They are not left alone very often – an hour at most. They are left in the bedroom to nap and are quiet until they hear us come back in.

Benji and Fifi bark when excited and if someone passes by the house however overall, they are not overly vocal. They are both good at walking on leash and often will sit patiently if their human stops to chat with someone. They usually bark when they see another person or dog. Neither of them has shown any sign of being destructive and haven’t shown any interest in toys.

They are both friendly when approached by strangers coming into the house (after a bit of initial barking). From what we know, they don’t have experience with children.

If you are interested in giving these two cuties a place to call home, please

fill out an application for our consideration.

Click here to visit our adoption application.

Ernie

Chihuahua

Short Coat

Male

Shep

German Shepherd

Male

Prince

Maltese / Poodle (Miniature) / Mixed

Long Coat

Male

Noodles

Maltese / Poodle (Toy) / Mixed

Short Coat

Male

Chloe

Maltese / Poodle (Miniature)

Short Coat

Female

Kyle

Maltese / Poodle (Toy)

Short Coat

Male

Reggie

Catahoula Leopard Dog / Labrador Retriever / Mixed

Short Coat

Male

Bentley

Black Labrador Retriever / Mixed

Short Coat

Male

Pearl & Gizmo

Shih Tzu’s

Short Coat’s

Female & Male

Milo

Yorkshire Terrier “Yorkie” / Mixed

Short Coat

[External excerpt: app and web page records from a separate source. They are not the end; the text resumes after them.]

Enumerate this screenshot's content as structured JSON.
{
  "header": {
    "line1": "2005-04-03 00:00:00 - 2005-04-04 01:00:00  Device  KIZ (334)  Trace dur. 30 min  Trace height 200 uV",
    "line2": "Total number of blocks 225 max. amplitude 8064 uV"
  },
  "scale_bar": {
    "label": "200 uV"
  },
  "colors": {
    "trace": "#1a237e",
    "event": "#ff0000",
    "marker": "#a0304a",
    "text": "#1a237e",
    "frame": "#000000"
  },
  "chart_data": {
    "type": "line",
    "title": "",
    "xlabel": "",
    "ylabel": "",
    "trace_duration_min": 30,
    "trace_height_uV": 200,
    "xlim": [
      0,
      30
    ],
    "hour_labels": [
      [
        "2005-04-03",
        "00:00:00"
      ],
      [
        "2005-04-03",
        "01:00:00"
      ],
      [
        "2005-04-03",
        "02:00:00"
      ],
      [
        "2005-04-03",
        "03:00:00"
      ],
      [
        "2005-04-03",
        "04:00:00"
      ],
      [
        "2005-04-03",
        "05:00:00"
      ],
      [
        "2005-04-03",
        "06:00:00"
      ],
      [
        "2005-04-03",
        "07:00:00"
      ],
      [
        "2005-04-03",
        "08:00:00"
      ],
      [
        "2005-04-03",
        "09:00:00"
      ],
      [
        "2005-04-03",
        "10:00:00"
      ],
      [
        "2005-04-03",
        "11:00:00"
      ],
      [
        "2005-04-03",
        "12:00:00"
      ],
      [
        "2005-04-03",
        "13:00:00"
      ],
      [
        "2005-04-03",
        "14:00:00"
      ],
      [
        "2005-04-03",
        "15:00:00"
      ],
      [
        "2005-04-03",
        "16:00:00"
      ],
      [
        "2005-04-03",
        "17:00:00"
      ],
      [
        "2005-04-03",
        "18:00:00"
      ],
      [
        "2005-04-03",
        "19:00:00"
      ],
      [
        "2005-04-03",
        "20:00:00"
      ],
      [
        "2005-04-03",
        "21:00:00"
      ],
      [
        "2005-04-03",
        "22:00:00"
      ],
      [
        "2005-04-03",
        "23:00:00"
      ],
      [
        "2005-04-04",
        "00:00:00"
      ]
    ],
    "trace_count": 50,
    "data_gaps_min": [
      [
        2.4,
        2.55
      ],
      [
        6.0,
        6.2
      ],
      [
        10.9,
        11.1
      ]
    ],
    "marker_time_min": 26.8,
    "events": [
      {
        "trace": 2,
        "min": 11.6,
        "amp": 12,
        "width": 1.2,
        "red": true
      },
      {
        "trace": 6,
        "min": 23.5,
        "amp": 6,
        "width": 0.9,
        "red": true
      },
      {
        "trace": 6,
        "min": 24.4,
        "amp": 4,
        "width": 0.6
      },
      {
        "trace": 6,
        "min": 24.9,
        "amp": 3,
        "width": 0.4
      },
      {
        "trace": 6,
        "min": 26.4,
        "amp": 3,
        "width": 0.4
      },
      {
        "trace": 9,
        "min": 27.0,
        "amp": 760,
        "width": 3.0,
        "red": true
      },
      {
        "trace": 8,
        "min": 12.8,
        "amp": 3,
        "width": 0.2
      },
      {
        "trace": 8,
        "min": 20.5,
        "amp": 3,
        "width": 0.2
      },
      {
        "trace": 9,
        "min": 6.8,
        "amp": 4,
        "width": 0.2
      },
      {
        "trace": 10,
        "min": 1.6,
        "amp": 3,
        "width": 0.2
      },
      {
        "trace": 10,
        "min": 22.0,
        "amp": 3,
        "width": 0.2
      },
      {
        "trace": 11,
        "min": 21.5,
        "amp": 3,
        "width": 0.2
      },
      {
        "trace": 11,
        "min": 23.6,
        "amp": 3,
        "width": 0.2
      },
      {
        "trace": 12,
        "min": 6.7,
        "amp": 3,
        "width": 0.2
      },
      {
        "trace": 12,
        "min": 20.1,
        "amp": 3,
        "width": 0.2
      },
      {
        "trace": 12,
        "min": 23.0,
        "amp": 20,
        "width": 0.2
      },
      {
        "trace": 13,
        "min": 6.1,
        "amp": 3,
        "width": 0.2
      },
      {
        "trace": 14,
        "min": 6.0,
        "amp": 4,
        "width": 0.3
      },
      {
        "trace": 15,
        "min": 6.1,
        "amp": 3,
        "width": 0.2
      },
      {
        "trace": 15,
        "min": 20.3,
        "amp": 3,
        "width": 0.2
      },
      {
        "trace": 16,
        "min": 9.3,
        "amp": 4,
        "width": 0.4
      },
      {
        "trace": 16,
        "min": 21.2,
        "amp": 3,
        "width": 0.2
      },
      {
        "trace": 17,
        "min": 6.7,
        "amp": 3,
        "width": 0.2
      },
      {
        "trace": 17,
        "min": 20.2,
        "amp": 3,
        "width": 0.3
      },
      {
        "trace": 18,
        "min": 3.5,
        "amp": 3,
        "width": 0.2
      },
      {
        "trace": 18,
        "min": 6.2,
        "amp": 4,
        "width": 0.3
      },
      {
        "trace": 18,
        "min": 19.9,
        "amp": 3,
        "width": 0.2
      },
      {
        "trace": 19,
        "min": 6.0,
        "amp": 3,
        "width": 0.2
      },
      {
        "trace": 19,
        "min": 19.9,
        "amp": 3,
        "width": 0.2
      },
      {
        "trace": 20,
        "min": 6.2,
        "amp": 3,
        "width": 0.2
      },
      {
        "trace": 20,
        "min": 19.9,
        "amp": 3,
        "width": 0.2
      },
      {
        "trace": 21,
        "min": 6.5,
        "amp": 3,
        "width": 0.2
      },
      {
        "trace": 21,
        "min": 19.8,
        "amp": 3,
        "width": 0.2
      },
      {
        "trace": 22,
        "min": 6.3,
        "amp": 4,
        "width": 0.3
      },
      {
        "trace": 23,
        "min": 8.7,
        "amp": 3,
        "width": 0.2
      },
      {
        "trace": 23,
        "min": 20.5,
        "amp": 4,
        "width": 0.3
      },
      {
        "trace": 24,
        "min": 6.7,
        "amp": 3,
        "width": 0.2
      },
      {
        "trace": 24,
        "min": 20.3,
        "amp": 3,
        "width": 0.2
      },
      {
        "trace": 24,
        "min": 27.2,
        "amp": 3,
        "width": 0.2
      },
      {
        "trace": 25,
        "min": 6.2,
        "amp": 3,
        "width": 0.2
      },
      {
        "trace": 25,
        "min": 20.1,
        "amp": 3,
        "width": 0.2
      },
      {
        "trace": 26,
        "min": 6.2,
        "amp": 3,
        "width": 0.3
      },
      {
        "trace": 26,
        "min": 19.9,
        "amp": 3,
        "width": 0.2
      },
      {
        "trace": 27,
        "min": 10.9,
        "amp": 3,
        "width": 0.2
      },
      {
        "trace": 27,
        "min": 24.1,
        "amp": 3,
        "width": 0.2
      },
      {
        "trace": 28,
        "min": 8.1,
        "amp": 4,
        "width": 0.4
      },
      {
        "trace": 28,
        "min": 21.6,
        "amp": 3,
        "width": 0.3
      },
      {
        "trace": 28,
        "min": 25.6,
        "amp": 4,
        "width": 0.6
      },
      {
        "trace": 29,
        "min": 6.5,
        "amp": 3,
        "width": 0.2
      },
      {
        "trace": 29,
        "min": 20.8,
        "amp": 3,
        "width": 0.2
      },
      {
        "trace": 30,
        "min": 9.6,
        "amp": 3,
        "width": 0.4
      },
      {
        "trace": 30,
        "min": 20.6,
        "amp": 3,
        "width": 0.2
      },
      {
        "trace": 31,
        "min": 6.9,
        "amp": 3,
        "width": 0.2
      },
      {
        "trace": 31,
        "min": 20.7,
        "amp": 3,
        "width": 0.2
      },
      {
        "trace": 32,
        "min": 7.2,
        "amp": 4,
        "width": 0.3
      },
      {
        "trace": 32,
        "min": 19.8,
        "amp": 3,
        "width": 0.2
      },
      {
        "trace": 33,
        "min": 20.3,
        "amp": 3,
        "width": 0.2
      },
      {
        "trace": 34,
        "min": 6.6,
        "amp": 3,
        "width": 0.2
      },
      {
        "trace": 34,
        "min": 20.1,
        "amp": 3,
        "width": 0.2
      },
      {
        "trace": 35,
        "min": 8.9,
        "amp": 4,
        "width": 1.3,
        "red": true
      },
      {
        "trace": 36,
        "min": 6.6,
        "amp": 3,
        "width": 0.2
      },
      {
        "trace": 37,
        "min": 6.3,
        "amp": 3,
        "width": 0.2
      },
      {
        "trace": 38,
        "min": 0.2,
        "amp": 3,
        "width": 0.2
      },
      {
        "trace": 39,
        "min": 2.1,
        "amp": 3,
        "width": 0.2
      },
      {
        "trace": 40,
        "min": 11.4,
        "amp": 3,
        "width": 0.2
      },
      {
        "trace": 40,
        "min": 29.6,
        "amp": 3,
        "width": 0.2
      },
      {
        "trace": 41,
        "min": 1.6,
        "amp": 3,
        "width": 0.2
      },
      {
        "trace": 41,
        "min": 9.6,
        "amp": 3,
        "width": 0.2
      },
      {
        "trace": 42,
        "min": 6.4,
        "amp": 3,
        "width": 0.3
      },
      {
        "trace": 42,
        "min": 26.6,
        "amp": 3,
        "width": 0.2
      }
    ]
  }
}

Male

Jelly

Beagle / Mixed

Short Coat

Female

Pogo

Husky / Mixed

Medium Coat

Male

Simcoe County Readers’ Choice Awards

Please Choose Speaking of Dogs Rescue!

It’s Readers’ Choice time again, and we’re delighted and grateful to be nominated for Best Animal Rescue. Speaking of Dogs Rescue is a registered charity run solely by volunteers, and this year we’re proudly celebrating 21 years of promoting responsible pet ownership and caring for and rehoming dogs in need. We’d be very grateful if you could take a few moments to help spread the word about the wonderful dogs in our care by voting for our rescue by the September 11th deadline.

All you need to do is Click Here, sign in, and cast your vote for Speaking of Dogs Rescue!

Dear Speaking of Dogs,

Rosie is doing very well and after a year, has finally totally settled in.  She is such an awesome dog and I am so very happy that she has come into my life.

She recovered well from the mass removal and apart from recurring itchy ears, which I have had to medicate, she seems to be healthy.  Last summer she was terrified of rain and thunderstorms, but this summer I can tell how ‘at home’ she feels because she hardly notices them.  She and the cat get along okay; she doesn’t pay the cat much attention but they are on completely peaceful terms.

The mosquitoes up here have been so bad this year that it is difficult getting her out for out longer walks, and she also does not like the heat and humidity when it gets high, and neither do I, so we have not been getting as much exercise, but that will change once the mosquitoes are gone and fall is in the air.

Glad that you do check-ups with the dogs.

Please say hello to Lorraine for me, and many thanks to Speaking of Dogs for allowing me to adopt Rosie.  She is truly in her forever home.  I love her so much.

Sincerely,

Lin

Abby

Archie

Baloo

Barbie

Danny

Hunter

Poppy

Rusty

Snickers

Tetley

Britt

Adopted May 2021

Loved by the MacInnis family

Maggie

Forever in Foster

Love by Donna, Jennifer and family

Myles

Forever in Foster

Loved by Shannon Price and family

Sparky

Adopted June 2022

Loved by Lisa Walsh and family

Alvin

Adopted May 2013

Loved by Debbie Furniss and family

About Speaking of Dogs

Speaking of Dogs Rescue Program is a Canadian registered charity established in the Greater Toronto area (with foster homes across Ontario). Launched in 2001, we are a foster-based, all breed rescue with a focus on senior dogs. We are run solely by volunteers with a mission to help homeless dogs in need by providing shelter or sanctuary, necessary medical care, adoption and education.

Newsletter Team

Contributors: Kim Gladding, Lorraine Houston & Corey McCusker

Editor & Design: Sarah Kapp

Contact Speaking of Dogs

P.O. Box 8058
RPO Hurontario
Collingwood, ON L9Y 0H1
705-444-SODR (7637)
speakingofdogs@gmail.com
www.speakingofdogs.com

Newsletters

If you no longer want to receive our newsletter, email speakingofdogs@gmail.com, with “unsubscribe” written in the subject line.